Teens can be dissuaded from risky behaviors such as smoking and drinking, with health campaigns, that target teens based on their social groups and subcultures. Continue reading “Teens can be dissuaded from risky behavior, such as smoking and drinking, through a health campaign”
Exercise impacts on gut bacteria, causing both brain activity and metabolic activity. A new study, published in the journal Immunology and Cell Biology, has specified the overall impact of the human gut bacteria on health over the course of a lifetime.
A new study, published in the journal Metabolism: Clinical and Experimental, by Researchers at the University of Exeter in the UK has revealed that children and teenagers should do at least 60 minutes of physical activity a day. Short bursts of activity such as cycling to school, walking or running around during the recess, and doing sports and gymnastics has an accumulative effect and a beneficial effect on health.
Prior studies have determined a link between vitamin D deficiency and metabolic sclerosis. A new study from McGill University in Canada has determined that vitamin D deficiency caused by genetic expression is linked to increasing the risk of MS by 50%. Continue reading “Vitamin deficiency linked to Multiple Sclerosis through genetic analysis”
A new study, by Kyoto University, has revealed that a major component of green tea (polyphenols) prevents a deadly condition. Continue reading “Polyphenol intake: Green tea prevents artery explosions”
Researchers from the University of Iowa, Caver College of Medicine have published a new study linking multiple sclerosis (MS) to gut bacteria. Continue reading “Multiplpe sclerosis linked to gut bacteria”
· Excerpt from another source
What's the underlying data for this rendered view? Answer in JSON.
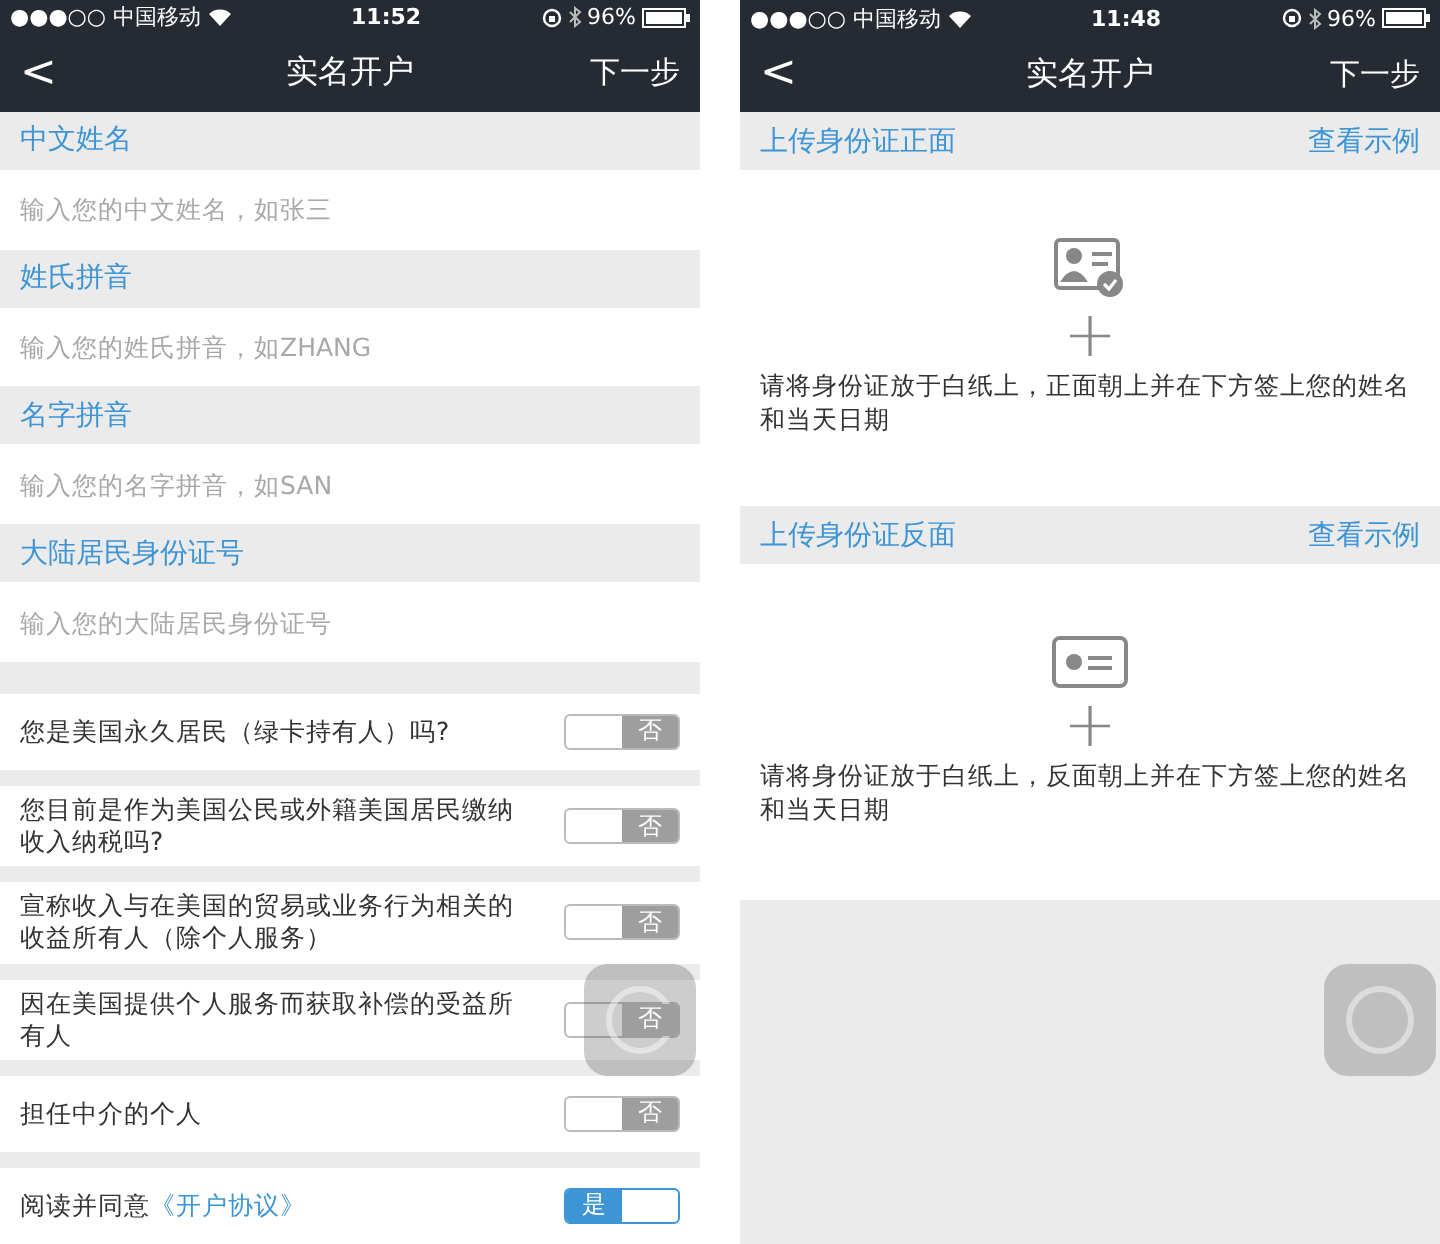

New research findings presented at Neuroscience 2014 suggest that consuming a diet rich in fructose throughout adolescence can worsen depression and anxiety like behavior, impacting on how the brain responds to stress. Continue reading “Depression and anxiety like behavior caused by high fructose consumption.”
A new study, published by the University of Kansas Medical Center’s Department of Cancer Biology, has revealed that a saffron compound (crocetin) inhibits the growth of pancreatic cancer cells in humans. Continue reading “Saffron inhibits the growth of human pancreatic cancer cells”